Exercise >>
Every record is to be printed exactly as written, and any picture in it is skipped.

Raw data >>
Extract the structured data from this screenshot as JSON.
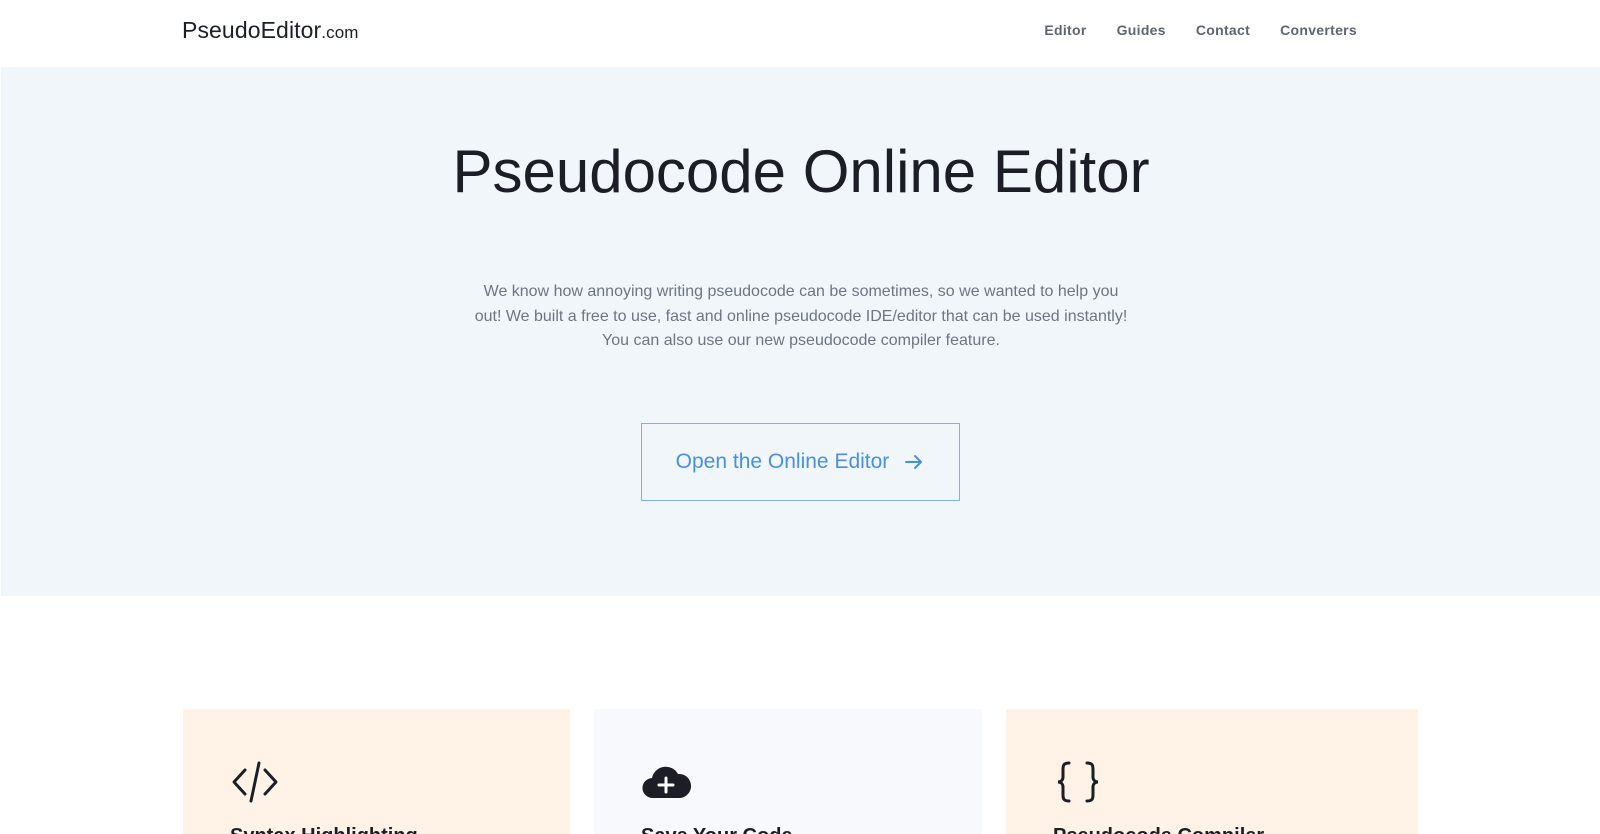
{
  "header": {
    "logo_main": "PseudoEditor",
    "logo_tld": ".com",
    "nav": [
      {
        "label": "Editor"
      },
      {
        "label": "Guides"
      },
      {
        "label": "Contact"
      },
      {
        "label": "Converters"
      }
    ]
  },
  "hero": {
    "title": "Pseudocode Online Editor",
    "description": "We know how annoying writing pseudocode can be sometimes, so we wanted to help you out! We built a free to use, fast and online pseudocode IDE/editor that can be used instantly! You can also use our new pseudocode compiler feature.",
    "cta_label": "Open the Online Editor",
    "cta_icon": "arrow-right-icon"
  },
  "features": [
    {
      "icon": "code-tag-icon",
      "title": "Syntax Highlighting"
    },
    {
      "icon": "cloud-plus-icon",
      "title": "Save Your Code"
    },
    {
      "icon": "curly-braces-icon",
      "title": "Pseudocode Compiler"
    }
  ],
  "colors": {
    "hero_bg": "#f1f6fb",
    "accent": "#4a90e2",
    "card_warm": "#fff3e8",
    "card_cool": "#f7f9fc"
  }
}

Result for this exercise >>
Extract the structured data from this screenshot as JSON.
{
  "header": {
    "logo_main": "PseudoEditor",
    "logo_tld": ".com",
    "nav": [
      {
        "label": "Editor"
      },
      {
        "label": "Guides"
      },
      {
        "label": "Contact"
      },
      {
        "label": "Converters"
      }
    ]
  },
  "hero": {
    "title": "Pseudocode Online Editor",
    "description": "We know how annoying writing pseudocode can be sometimes, so we wanted to help you out! We built a free to use, fast and online pseudocode IDE/editor that can be used instantly! You can also use our new pseudocode compiler feature.",
    "cta_label": "Open the Online Editor",
    "cta_icon": "arrow-right-icon"
  },
  "features": [
    {
      "icon": "code-tag-icon",
      "title": "Syntax Highlighting"
    },
    {
      "icon": "cloud-plus-icon",
      "title": "Save Your Code"
    },
    {
      "icon": "curly-braces-icon",
      "title": "Pseudocode Compiler"
    }
  ],
  "colors": {
    "hero_bg": "#f1f6fb",
    "accent": "#4a90e2",
    "card_warm": "#fff3e8",
    "card_cool": "#f7f9fc"
  }
}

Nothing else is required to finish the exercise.